Or would it be B+ to one pole, and and an LED pin going to B- and GND?

“common anode” means an RGB LED with four pins, one of which is the shared anode (+), then one for R, one for G and one for B. In the V3 configurator, this is called an “RGB Switch”.

It’s technically possible to use LED4,5,6 to drive one RGB switch and use Free 1/2/3 to drive another, but it’s entirely possible that doing that will cause the colors to not match very well, so I was thinking that you can use LED 4/5/6 to drive both switches.

The plain “illuminated switch” does have four pins, but it’s not an neopixel setup, it’s just a single LED inside the button. If that’s what you have, you can drive one button with LED5 and the other with LED6. (Or use Free1/2)

If you have buttons that speak WS2811 protocol, then none of the stuff above applies. The pin names you gave (D, B-, GND, B1) doesn’t really make sense for neopixels though.

Your circuit diagram is confused in a couple of ways:

  1. If your buttons use regular LEDs, then 470 ohm is too much. Usually you want 60-150 ohms, but it depends on the characteristics (and color) of the LED.
  2. LED6 should be hooked up to the negative side of the diode, not the positive side.
  3. There is no + provided to the LED.

If these are standard illuminated (single-color) buttons, then just use the V3 configurator and select two “illuminated” buttons to see how it should be hooked up.

Free1/2/3 can speak either PWM or WS2811, depending on how you configure your blades.

The LED1-6 pads don’t make good WS281X data lines. It is theoretically possible, but…

  1. I’m not sure if the FETs would switch fast enough
  2. It would require pullup resistors
  3. All other pins are better at it. :slight_smile:
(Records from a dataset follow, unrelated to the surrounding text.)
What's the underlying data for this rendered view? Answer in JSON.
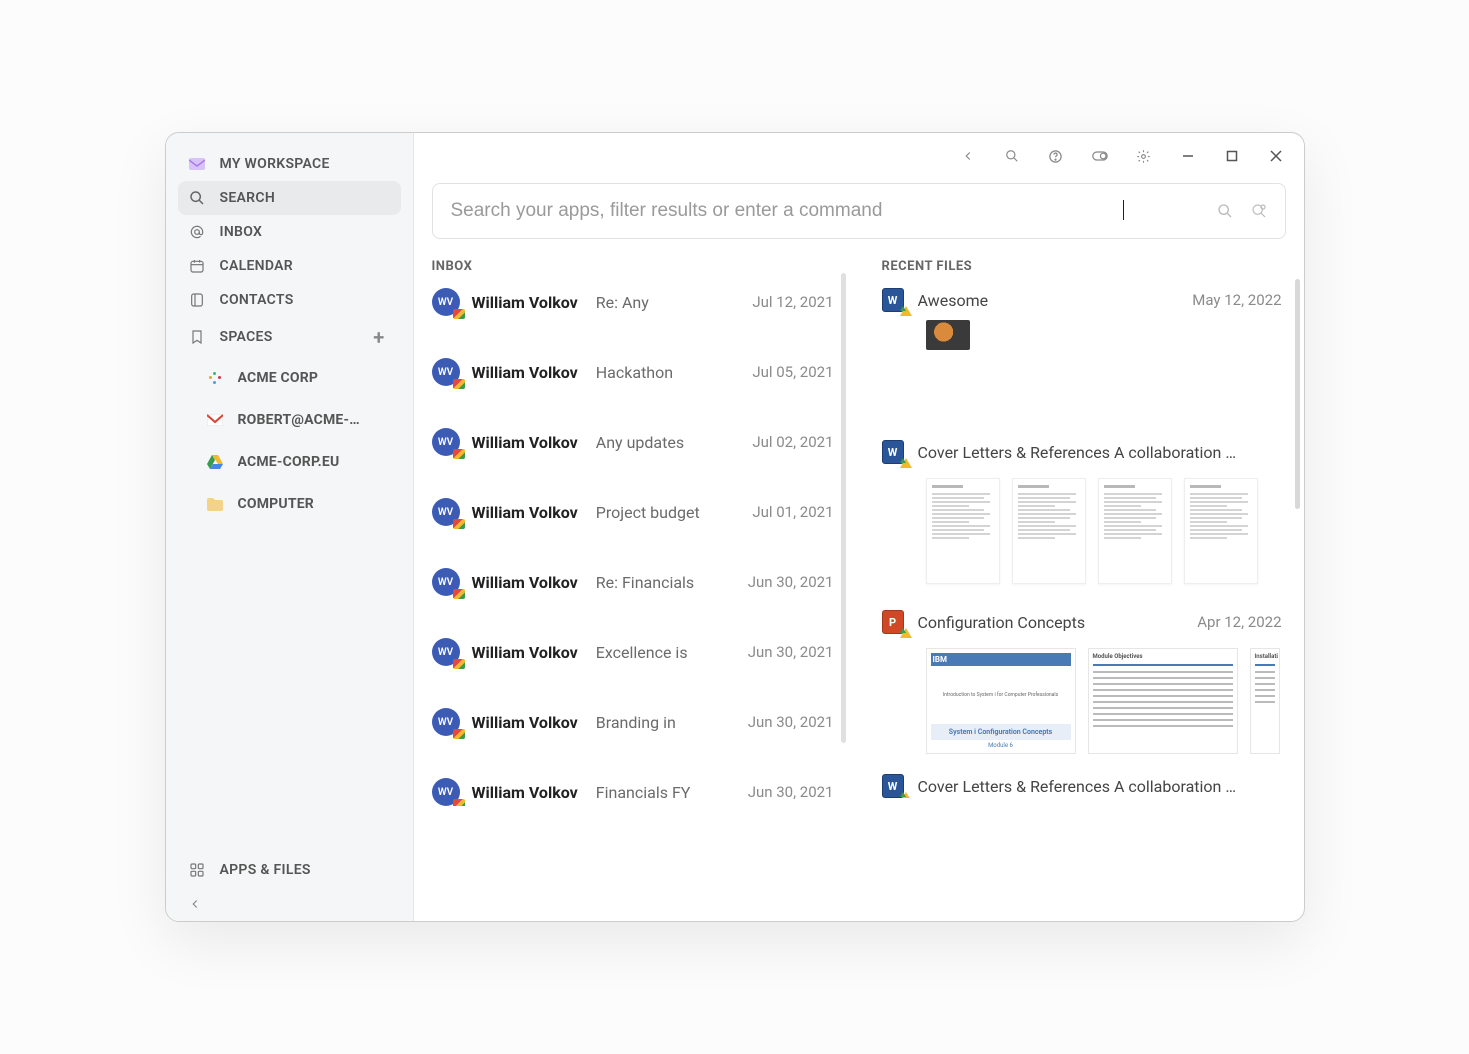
{
  "sidebar": {
    "workspace_label": "MY WORKSPACE",
    "items": [
      {
        "id": "search",
        "label": "SEARCH"
      },
      {
        "id": "inbox",
        "label": "INBOX"
      },
      {
        "id": "calendar",
        "label": "CALENDAR"
      },
      {
        "id": "contacts",
        "label": "CONTACTS"
      },
      {
        "id": "spaces",
        "label": "SPACES"
      }
    ],
    "active_id": "search",
    "spaces": [
      {
        "id": "acme",
        "label": "ACME CORP",
        "icon": "slack"
      },
      {
        "id": "robert",
        "label": "ROBERT@ACME-…",
        "icon": "gmail"
      },
      {
        "id": "acmecorp",
        "label": "ACME-CORP.EU",
        "icon": "drive"
      },
      {
        "id": "computer",
        "label": "COMPUTER",
        "icon": "folder"
      }
    ],
    "apps_files_label": "APPS & FILES"
  },
  "search": {
    "placeholder": "Search your apps, filter results or enter a command",
    "value": ""
  },
  "inbox": {
    "header": "INBOX",
    "avatar_initials": "WV",
    "messages": [
      {
        "sender": "William Volkov",
        "subject": "Re: Any",
        "date": "Jul 12, 2021"
      },
      {
        "sender": "William Volkov",
        "subject": "Hackathon",
        "date": "Jul 05, 2021"
      },
      {
        "sender": "William Volkov",
        "subject": "Any updates",
        "date": "Jul 02, 2021"
      },
      {
        "sender": "William Volkov",
        "subject": "Project budget",
        "date": "Jul 01, 2021"
      },
      {
        "sender": "William Volkov",
        "subject": "Re: Financials",
        "date": "Jun 30, 2021"
      },
      {
        "sender": "William Volkov",
        "subject": "Excellence is",
        "date": "Jun 30, 2021"
      },
      {
        "sender": "William Volkov",
        "subject": "Branding in",
        "date": "Jun 30, 2021"
      },
      {
        "sender": "William Volkov",
        "subject": "Financials FY",
        "date": "Jun 30, 2021"
      }
    ]
  },
  "files": {
    "header": "RECENT FILES",
    "items": [
      {
        "type": "word",
        "name": "Awesome",
        "date": "May 12, 2022",
        "preview": "image"
      },
      {
        "type": "word",
        "name": "Cover Letters & References A collaboration …",
        "date": "",
        "preview": "docpages4"
      },
      {
        "type": "ppt",
        "name": "Configuration Concepts",
        "date": "Apr 12, 2022",
        "preview": "ppt"
      },
      {
        "type": "word",
        "name": "Cover Letters & References A collaboration …",
        "date": "",
        "preview": "none"
      }
    ],
    "ppt_preview": {
      "brand": "IBM",
      "slide1_sub": "Introduction to System i for Computer Professionals",
      "slide1_title": "System i Configuration Concepts",
      "slide1_module": "Module 6",
      "slide2_header": "Module Objectives",
      "slide3_header": "Installati"
    }
  }
}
What about instead, i use an lgt button board with a charging port? How would i wire that?

The charge port + and - would go straight to the battery.

The switch pins would be wired as normal. They’re on a PCB but they’re still the same pins, and should be labeled on the PCB.

NOTE: The LGT sabers take a 5V input from typical phone chargers, this will FRY the proffieboard (best case it simply won’t work)!! If you use an LGT recharge port you MUST use a proper lithium ion battery charger like this one!

I have a saber with this kind of setup, but I’m having a hard time reverse engineering it. None of it makes any sense to me. The most I’ve done is Pixel GHv3

So, that button itself is no different than any other 4 prong button, (take a look at the interactive wiring diagram and configuration generator or the proffie v2.2 version) and the charge port just has positive and negative to the battery.

If you can get a clear picture of the board with labels can maybe explain what each pad is for, but they just directly connect to a pin on the charge port or button, so it’s the same as if you were wiring them without a PCB at all.